Drilling down to the true motivation
Vermont is king of maple syrup in the United States, producing far more than its residents can eat (drink?). In fact, more than one million gallons are output annually, from single-owner sugar shacks to large factories.
On the consumption side, Bay Staters pour much more maple syrup on their pancakes than Vermonters do, however, production of maple syrup in Massachusetts is less than a tenth of Vermont's.
Now let's imagine that a brilliant agro-scientist invents a genetically-altered maple tree that produces twenty times the amount of sap of a normal tree and matures in half the time, but only grows in the Massachusetts Berkshires. The promise of a quickly expanding supply of the raw material for producing maple syrup attracts the attention of companies looking to set up shop in Western Mass.
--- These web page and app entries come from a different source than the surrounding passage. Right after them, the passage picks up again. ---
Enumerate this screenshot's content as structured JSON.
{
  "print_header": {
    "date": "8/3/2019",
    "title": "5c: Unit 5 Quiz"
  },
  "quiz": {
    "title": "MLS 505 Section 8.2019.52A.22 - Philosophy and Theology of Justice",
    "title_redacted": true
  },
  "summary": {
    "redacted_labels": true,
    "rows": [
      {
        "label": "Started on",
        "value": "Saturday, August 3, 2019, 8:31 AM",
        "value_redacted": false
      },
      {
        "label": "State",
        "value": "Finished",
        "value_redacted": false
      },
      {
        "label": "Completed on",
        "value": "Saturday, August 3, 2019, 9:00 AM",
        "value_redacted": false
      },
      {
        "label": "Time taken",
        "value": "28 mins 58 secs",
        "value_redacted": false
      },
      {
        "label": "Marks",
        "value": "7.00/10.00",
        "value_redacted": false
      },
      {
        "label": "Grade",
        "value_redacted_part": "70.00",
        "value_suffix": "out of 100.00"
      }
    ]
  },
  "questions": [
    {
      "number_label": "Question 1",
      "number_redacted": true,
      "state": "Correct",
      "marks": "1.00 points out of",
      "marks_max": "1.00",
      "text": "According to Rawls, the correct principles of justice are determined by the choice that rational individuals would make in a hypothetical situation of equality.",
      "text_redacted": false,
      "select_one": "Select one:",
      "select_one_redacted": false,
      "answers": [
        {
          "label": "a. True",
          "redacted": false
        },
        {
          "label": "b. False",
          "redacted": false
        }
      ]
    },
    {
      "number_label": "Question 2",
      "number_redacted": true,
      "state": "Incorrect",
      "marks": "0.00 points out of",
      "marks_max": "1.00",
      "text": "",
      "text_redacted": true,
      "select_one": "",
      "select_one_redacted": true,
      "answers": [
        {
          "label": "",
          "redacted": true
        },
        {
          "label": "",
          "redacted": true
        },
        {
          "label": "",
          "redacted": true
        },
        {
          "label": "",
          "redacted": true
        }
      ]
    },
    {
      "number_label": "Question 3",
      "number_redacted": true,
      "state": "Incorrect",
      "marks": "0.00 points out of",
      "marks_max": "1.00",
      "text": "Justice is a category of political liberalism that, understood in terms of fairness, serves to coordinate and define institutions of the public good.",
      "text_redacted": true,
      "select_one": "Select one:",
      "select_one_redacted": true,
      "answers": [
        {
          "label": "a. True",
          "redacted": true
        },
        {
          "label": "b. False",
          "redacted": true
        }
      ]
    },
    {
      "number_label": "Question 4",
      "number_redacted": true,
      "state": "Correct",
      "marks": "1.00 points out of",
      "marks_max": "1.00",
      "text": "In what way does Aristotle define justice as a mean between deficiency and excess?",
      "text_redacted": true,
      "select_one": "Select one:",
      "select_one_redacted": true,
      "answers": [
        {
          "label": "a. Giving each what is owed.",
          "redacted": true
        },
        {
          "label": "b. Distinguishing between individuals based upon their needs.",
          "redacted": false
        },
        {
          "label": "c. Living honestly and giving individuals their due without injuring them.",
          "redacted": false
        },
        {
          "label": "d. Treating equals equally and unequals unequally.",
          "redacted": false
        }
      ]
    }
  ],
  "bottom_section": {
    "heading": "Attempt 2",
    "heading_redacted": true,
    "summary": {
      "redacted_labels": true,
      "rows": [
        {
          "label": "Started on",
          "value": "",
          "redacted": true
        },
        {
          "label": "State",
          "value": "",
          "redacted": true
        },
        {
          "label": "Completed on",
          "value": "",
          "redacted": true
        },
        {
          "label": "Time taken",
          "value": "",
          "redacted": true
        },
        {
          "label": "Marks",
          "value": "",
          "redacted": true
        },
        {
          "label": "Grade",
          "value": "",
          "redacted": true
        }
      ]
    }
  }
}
What would the Vermont maple syrup industry do? Sit idly on the sidelines? Or might they consider waging a media campaign pushing their "natural" maple syrup, enjoyed by generations of Americans? Might they create doubt in the minds of people about the genetically-altered syrup, pointing out that it's untested and claiming that it might cause massive negative health effects down the road?
Maybe they'd go a step further and hire lobbyists to convince the Massachusetts legislature to outlaw this obviously dangerous tree in an effort to stave off a potential health disaster.
Does this seem ridiculous? Would people actually carry out such extreme measures to protect their financial interests?
Would the oil producing countries in the Middle East be motivated to turn Americans' opinions against fracking, a production technology combined with dramatic improvements in seismic detection and directional drilling, which has the potential to zero out U.S. imports of foreign oil and drop prices worldwide?
Might an oil rich country, such as Qatar, be motivated to invest in an anti-fracking movie designed to inform public opinion?
Might Middle Eastern countries' oil industries support clean energy lobbies in the U.S. which, although seemingly in conflict with their own interests, actually serve their interests by mounting pressure against the U.S. exploiting its own oil and gas reserves?
Might the sale of Al Gore's Current TV to Al Jazeera create a platform for spreading the word?